Scientific classification e
Kingdom: Animalia
Phylum: Chordata
Class: Reptilia
Clade: Paracrocodylomorpha
Genus: Vytshegdosuchus
Sennikov, 1988
Type species
Vytshegdosuchus zheshartensis
Sennikov, 1988

Vytshegdosuchus is an extinct genus of paracrocodylomorph archosaur known from the Early Triassic (latest Olenekian stage) Yarenskian Gorizont of the Komi Republic of the European section of Russia. It contains a single species, Vytshegdosuchus zheshartensis. Vytshegdosuchus was named by Andreii Sennikov in 1988.[1][2]


Vytshegdosuchus is known from the holotype PIN 3361/134, a right ilium, and possibly from the paratype PIN 3361/127, a partial femur. These specimens were collected from the a fossil assemblage called the Parotosuchus fauna of the Upper Yarenskian Gorizont, in the Zheshart locality along the Vychegda River in Aikino district of the Komi Republic.

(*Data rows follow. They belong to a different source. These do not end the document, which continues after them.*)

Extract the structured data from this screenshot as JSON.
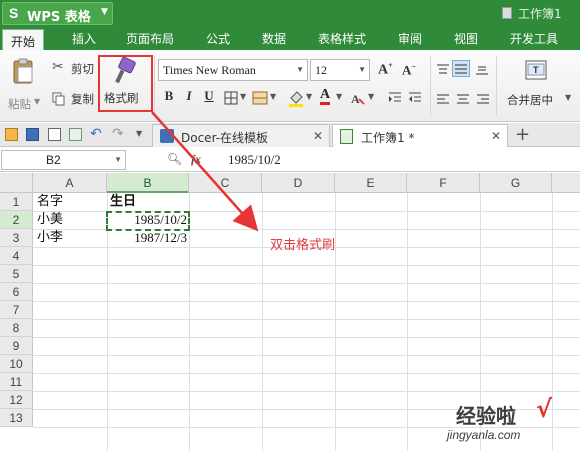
{
  "app": {
    "logo": "S",
    "name": "WPS 表格",
    "doc_title": "工作簿1"
  },
  "ribbon_tabs": [
    "开始",
    "插入",
    "页面布局",
    "公式",
    "数据",
    "表格样式",
    "审阅",
    "视图",
    "开发工具"
  ],
  "clipboard": {
    "paste": "粘贴",
    "cut": "剪切",
    "copy": "复制",
    "format_painter": "格式刷"
  },
  "font": {
    "name": "Times New Roman",
    "size": "12"
  },
  "format_buttons": [
    "B",
    "I",
    "U"
  ],
  "alignment": {
    "merge_center": "合并居中"
  },
  "doc_tabs": [
    {
      "label": "Docer-在线模板"
    },
    {
      "label": "工作簿1 *"
    }
  ],
  "formula_bar": {
    "name_box": "B2",
    "fx": "fx",
    "value": "1985/10/2"
  },
  "columns": [
    "A",
    "B",
    "C",
    "D",
    "E",
    "F",
    "G"
  ],
  "rows": [
    "1",
    "2",
    "3",
    "4",
    "5",
    "6",
    "7",
    "8",
    "9",
    "10",
    "11",
    "12",
    "13"
  ],
  "cells": {
    "A1": "名字",
    "B1": "生日",
    "A2": "小美",
    "B2": "1985/10/2",
    "A3": "小李",
    "B3": "1987/12/3"
  },
  "annotation": "双击格式刷",
  "watermark": {
    "text": "经验啦",
    "check": "√",
    "url": "jingyanla.com"
  },
  "colors": {
    "title_bg": "#2f8a3a",
    "accent_red": "#e53535",
    "selection_green": "#2e7d32"
  }
}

A pterygoid and postcranial material from the Gam locality, a cervical vertebra (PIN 3369/139) from another locality and postcrania from the Mezhog locality were also assigned to Vytshegdosuchus by Sennikov (1999).[1][3] Nesbitt (2009) argued that the specimens referred to Vytshegdosuchus cannot unambiguously be assigned to that taxon, as these localities are well separated, and the bones were found isolated. Vytshegdosuchus occurs with the erythrosuchian Garjainia and the possibe proterosuchian Gamosaurus and demonstrates there was clear temporal overlap with paracrocodylomorph archosaurs and at least erythrosuchians as predicted earlier by phylogenetic analyses. A similar faunal assemblage is present in the Heshanggou Formation of China, which dates to the late Early and possibly early Middle Triassic, as evidenced by the cooccurrence of the basal erythrosuchian Fugusuchus and the poposauroid Xilousuchus.[3]

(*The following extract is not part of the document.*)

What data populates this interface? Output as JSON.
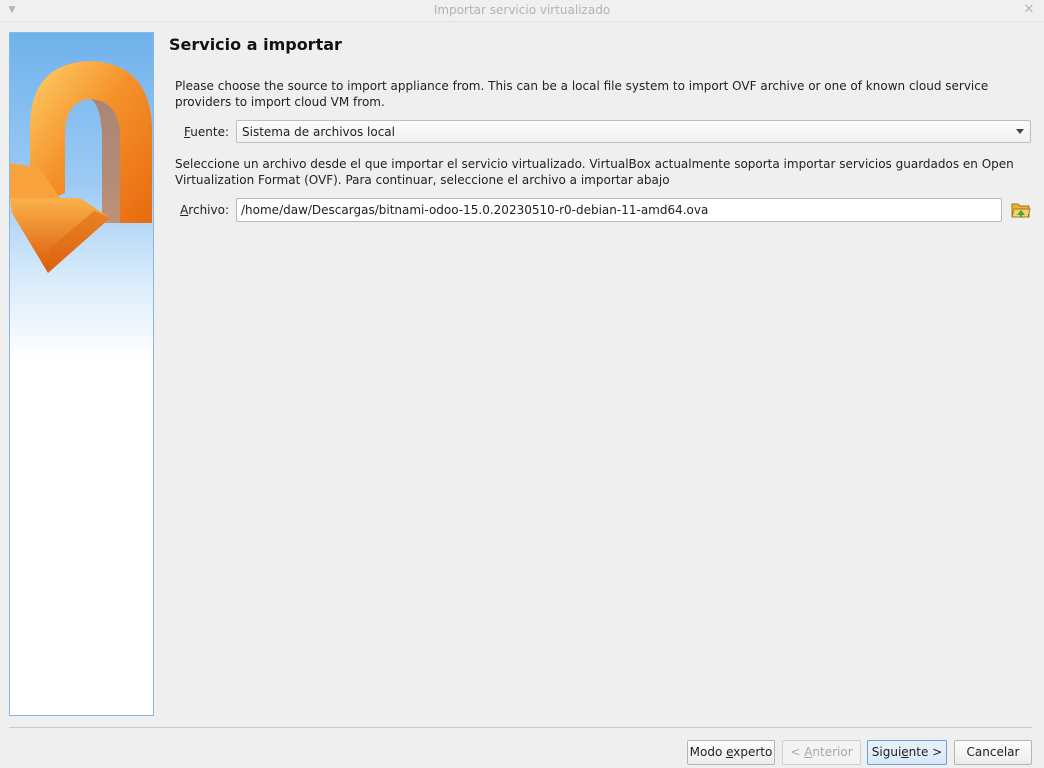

The holotype of Vytshegdosuchus is also the oldest material currently considered as belonging to Archosauria from Russia, and the only from the Early Triassic. Furthermore, a numerical phylogenetic analysis performed by Nesbitt (2011) placed it in the Paracrocodylomorpha. The Yarenskian Gorizont is generally considered late Olenekian in age on the basis of palynology and the presence of the characteristic Olenekian temnospondyl Parotosuchus. Parotosuchus also occurs in Germany within three formations of the Middle Buntsandstein, and is therefore broadly of Olenekian age and considered an index taxon for these strata. Vytshegdosuchus is from the Gamskian, the upper biochron of the Yarenskian Gorizont and may therefore be latest Olenekian in age and approximately contemporaneous with the poposauroid Ctenosauriscus.[2]

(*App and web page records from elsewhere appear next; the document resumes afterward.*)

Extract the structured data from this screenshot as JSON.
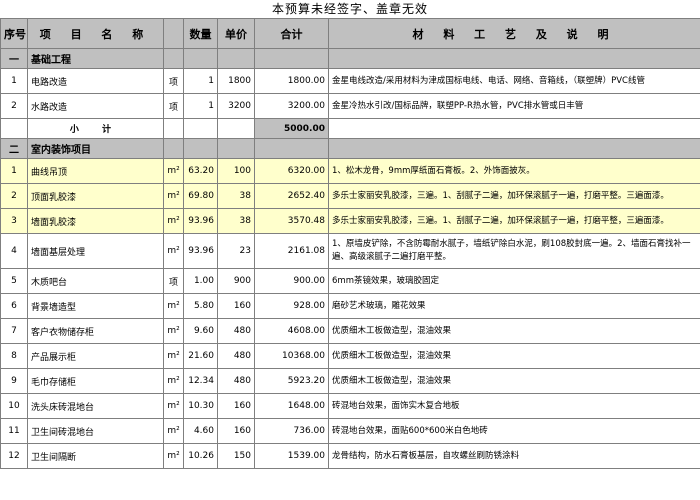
{
  "notice": "本预算未经签字、盖章无效",
  "headers": {
    "seq": "序号",
    "item": "项 目 名 称",
    "unit": "",
    "qty": "数量",
    "price": "单价",
    "total": "合计",
    "desc": "材  料  工  艺  及  说  明"
  },
  "sections": [
    {
      "no": "一",
      "title": "基础工程",
      "rows": [
        {
          "no": "1",
          "name": "电路改造",
          "unit": "项",
          "qty": "1",
          "price": "1800",
          "total": "1800.00",
          "desc": "金星电线改造/采用材料为津成国标电线、电话、网络、音箱线，（联塑牌）PVC线管",
          "hl": false
        },
        {
          "no": "2",
          "name": "水路改造",
          "unit": "项",
          "qty": "1",
          "price": "3200",
          "total": "3200.00",
          "desc": "金星冷热水引改/国标品牌，联塑PP-R热水管，PVC排水管或日丰管",
          "hl": false
        }
      ],
      "subtotal": {
        "label": "小  计",
        "value": "5000.00"
      }
    },
    {
      "no": "二",
      "title": "室内装饰项目",
      "rows": [
        {
          "no": "1",
          "name": "曲线吊顶",
          "unit": "m²",
          "qty": "63.20",
          "price": "100",
          "total": "6320.00",
          "desc": "1、松木龙骨，9mm厚纸面石膏板。2、外饰面披灰。",
          "hl": true
        },
        {
          "no": "2",
          "name": "顶面乳胶漆",
          "unit": "m²",
          "qty": "69.80",
          "price": "38",
          "total": "2652.40",
          "desc": "多乐士家丽安乳胶漆，三遍。1、刮腻子二遍，加环保滚腻子一遍，打磨平整。三遍面漆。",
          "hl": true
        },
        {
          "no": "3",
          "name": "墙面乳胶漆",
          "unit": "m²",
          "qty": "93.96",
          "price": "38",
          "total": "3570.48",
          "desc": "多乐士家丽安乳胶漆，三遍。1、刮腻子二遍，加环保滚腻子一遍，打磨平整，三遍面漆。",
          "hl": true
        },
        {
          "no": "4",
          "name": "墙面基层处理",
          "unit": "m²",
          "qty": "93.96",
          "price": "23",
          "total": "2161.08",
          "desc": "1、原墙皮铲除，不含防霉耐水腻子，墙纸铲除白水泥，刷108胶封底一遍。2、墙面石膏找补一遍、高级滚腻子二遍打磨平整。",
          "hl": false
        },
        {
          "no": "5",
          "name": "木质吧台",
          "unit": "项",
          "qty": "1.00",
          "price": "900",
          "total": "900.00",
          "desc": "6mm茶镜效果，玻璃胶固定",
          "hl": false
        },
        {
          "no": "6",
          "name": "背景墙造型",
          "unit": "m²",
          "qty": "5.80",
          "price": "160",
          "total": "928.00",
          "desc": "磨砂艺术玻璃，雕花效果",
          "hl": false
        },
        {
          "no": "7",
          "name": "客户衣物储存柜",
          "unit": "m²",
          "qty": "9.60",
          "price": "480",
          "total": "4608.00",
          "desc": "优质细木工板做造型，混油效果",
          "hl": false
        },
        {
          "no": "8",
          "name": "产品展示柜",
          "unit": "m²",
          "qty": "21.60",
          "price": "480",
          "total": "10368.00",
          "desc": "优质细木工板做造型，混油效果",
          "hl": false
        },
        {
          "no": "9",
          "name": "毛巾存储柜",
          "unit": "m²",
          "qty": "12.34",
          "price": "480",
          "total": "5923.20",
          "desc": "优质细木工板做造型，混油效果",
          "hl": false
        },
        {
          "no": "10",
          "name": "洗头床砖混地台",
          "unit": "m²",
          "qty": "10.30",
          "price": "160",
          "total": "1648.00",
          "desc": "砖混地台效果，面饰实木复合地板",
          "hl": false
        },
        {
          "no": "11",
          "name": "卫生间砖混地台",
          "unit": "m²",
          "qty": "4.60",
          "price": "160",
          "total": "736.00",
          "desc": "砖混地台效果，面贴600*600米白色地砖",
          "hl": false
        },
        {
          "no": "12",
          "name": "卫生间隔断",
          "unit": "m²",
          "qty": "10.26",
          "price": "150",
          "total": "1539.00",
          "desc": "龙骨结构，防水石膏板基层，自攻螺丝刷防锈涂料",
          "hl": false
        }
      ]
    }
  ]
}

Vytshegdosuchus was originally assigned to the Rauisuchidae based on comparisons with loricatans such as Rauisuchus, Saurosuchus and Arganasuchus. Gower and Sennikov (2000), who revised its diagnosis, focused on the holotype ilium. It preserved a thickened ridge dorsal to the supra-acetabular crest, which according to Nesbitt (2009) is a character only present in many paracrocodylomorphs. Although the anterior process curves medially at its anterior extent according to Sennikov (1988), a character which is not present in these paracrocodylomorphs, an ilium (SAM-PK-11753) from the Anisian-aged Lifua Member of the Manda Formation shows an identical feature. The femur assigned to Vytshegdosuchus is consistent with proterosuchids, Euparkeria and archosaurs since, according to Gower and Sennikov (2000), it has no intertrochanteric fossa and a low fourth trochanter. Furthermore, the femur has a groove on its proximal surface, a character state found in paracrocodylomorphs, as well as some dinosauriforms. The lack of distinct anteromedial tuber of the femur' proximal end is found in nearly all archosaurs ancestrally. Thus, both the ilium and the femur bear features only present in Archosauria, regardless of their association. Therefore, Nesbitt (2009) suggested that Vytshegdosuchus is an archosaur which is assignable to Paracrocodylomorpha.[3]


  1. ^ a b Gower, David G.; Sennikov, Andreii G. (2000). "Early archosaurs from Russia". In Benton, Michael J.; Shishkin, Mikhail A.; Unwin, David M.; Kurochkin, Evgenii N. The Age of Dinosaurs in Russia and Mongolia. Cambridge: Cambridge University Press. pp. 140–159. ISBN 0-521-55476-4. 
  2. ^ a b Richard J. Butler, Stephen L. Brusatte, Mike Reich, Sterling J. Nesbitt, Rainer R. Schoch and Jahn J. Hornung (2011). "The sail-backed reptile Ctenosauriscus from the latest Early Triassic of Germany and the timing and biogeography of the early archosaur radiation". PLoS ONE. 6 (10): e25693. doi:10.1371/journal.pone.0025693. PMC 3194824Freely accessible. PMID 22022431. 
  3. ^ a b c Sterling J. Nesbitt (2009). "The early evolution of archosaurs: Relationships and the origin of major clades". Columbia University (open access dissertation): 1–632.